##### Supplied information

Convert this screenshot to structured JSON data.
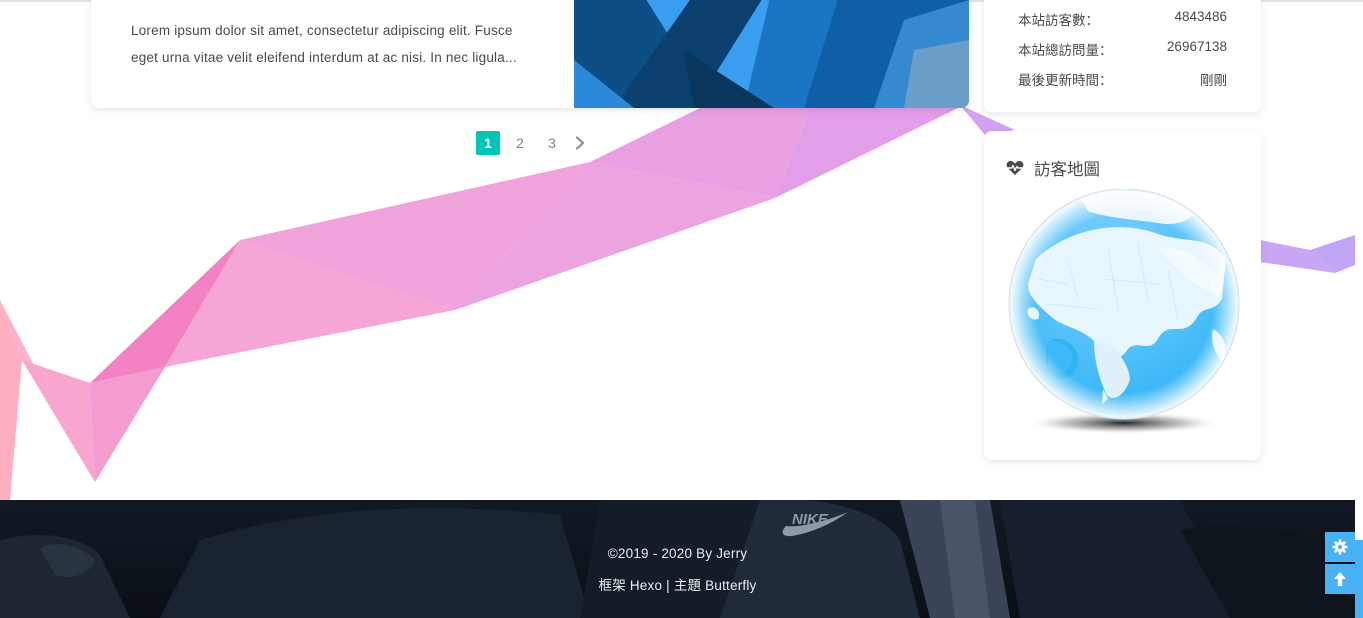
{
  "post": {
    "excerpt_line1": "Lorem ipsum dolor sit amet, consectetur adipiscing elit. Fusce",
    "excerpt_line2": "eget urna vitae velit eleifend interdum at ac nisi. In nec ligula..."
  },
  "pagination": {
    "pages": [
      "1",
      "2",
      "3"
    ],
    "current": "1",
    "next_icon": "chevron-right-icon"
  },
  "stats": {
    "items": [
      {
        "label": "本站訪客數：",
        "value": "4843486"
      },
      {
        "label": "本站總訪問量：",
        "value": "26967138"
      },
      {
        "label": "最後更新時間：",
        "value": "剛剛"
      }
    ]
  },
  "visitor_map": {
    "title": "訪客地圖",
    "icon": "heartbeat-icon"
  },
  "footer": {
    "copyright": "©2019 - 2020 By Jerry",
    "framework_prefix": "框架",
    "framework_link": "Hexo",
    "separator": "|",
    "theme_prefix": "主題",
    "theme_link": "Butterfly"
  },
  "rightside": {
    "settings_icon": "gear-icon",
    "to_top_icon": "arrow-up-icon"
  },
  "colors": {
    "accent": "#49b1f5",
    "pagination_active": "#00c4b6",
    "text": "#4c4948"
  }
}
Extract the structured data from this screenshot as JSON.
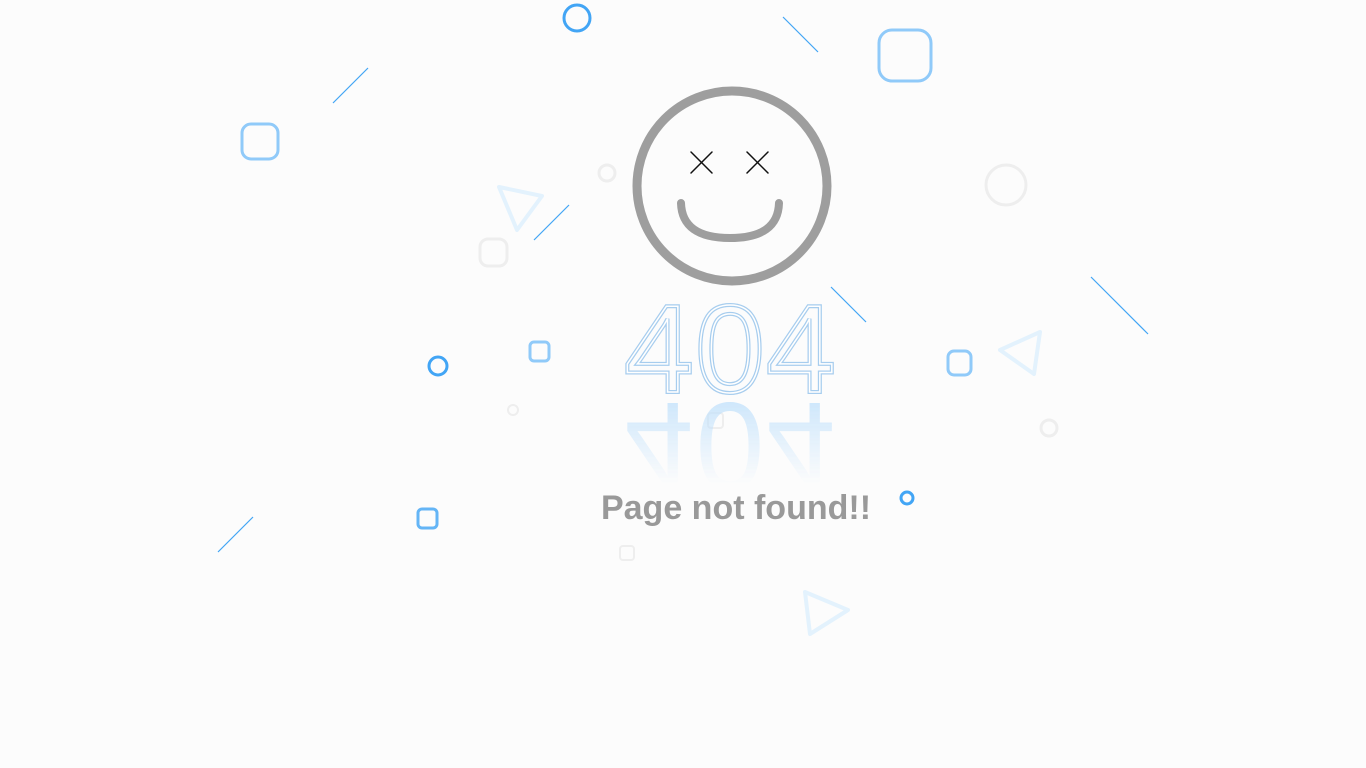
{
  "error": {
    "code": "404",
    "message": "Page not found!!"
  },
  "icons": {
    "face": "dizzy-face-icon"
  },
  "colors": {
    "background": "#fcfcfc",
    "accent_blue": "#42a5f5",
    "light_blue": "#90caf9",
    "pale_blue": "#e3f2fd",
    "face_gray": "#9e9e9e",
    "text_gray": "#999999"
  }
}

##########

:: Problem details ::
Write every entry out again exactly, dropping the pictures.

:: Finished exercise ::
Convert this screenshot to structured JSON data.
{
  "post": {
    "excerpt_line1": "Lorem ipsum dolor sit amet, consectetur adipiscing elit. Fusce",
    "excerpt_line2": "eget urna vitae velit eleifend interdum at ac nisi. In nec ligula..."
  },
  "pagination": {
    "pages": [
      "1",
      "2",
      "3"
    ],
    "current": "1",
    "next_icon": "chevron-right-icon"
  },
  "stats": {
    "items": [
      {
        "label": "本站訪客數：",
        "value": "4843486"
      },
      {
        "label": "本站總訪問量：",
        "value": "26967138"
      },
      {
        "label": "最後更新時間：",
        "value": "剛剛"
      }
    ]
  },
  "visitor_map": {
    "title": "訪客地圖",
    "icon": "heartbeat-icon"
  },
  "footer": {
    "copyright": "©2019 - 2020 By Jerry",
    "framework_prefix": "框架",
    "framework_link": "Hexo",
    "separator": "|",
    "theme_prefix": "主題",
    "theme_link": "Butterfly"
  },
  "rightside": {
    "settings_icon": "gear-icon",
    "to_top_icon": "arrow-up-icon"
  },
  "colors": {
    "accent": "#49b1f5",
    "pagination_active": "#00c4b6",
    "text": "#4c4948"
  }
}
Extract the structured data from this screenshot as JSON.
{
  "error": {
    "code": "404",
    "message": "Page not found!!"
  },
  "icons": {
    "face": "dizzy-face-icon"
  },
  "colors": {
    "background": "#fcfcfc",
    "accent_blue": "#42a5f5",
    "light_blue": "#90caf9",
    "pale_blue": "#e3f2fd",
    "face_gray": "#9e9e9e",
    "text_gray": "#999999"
  }
}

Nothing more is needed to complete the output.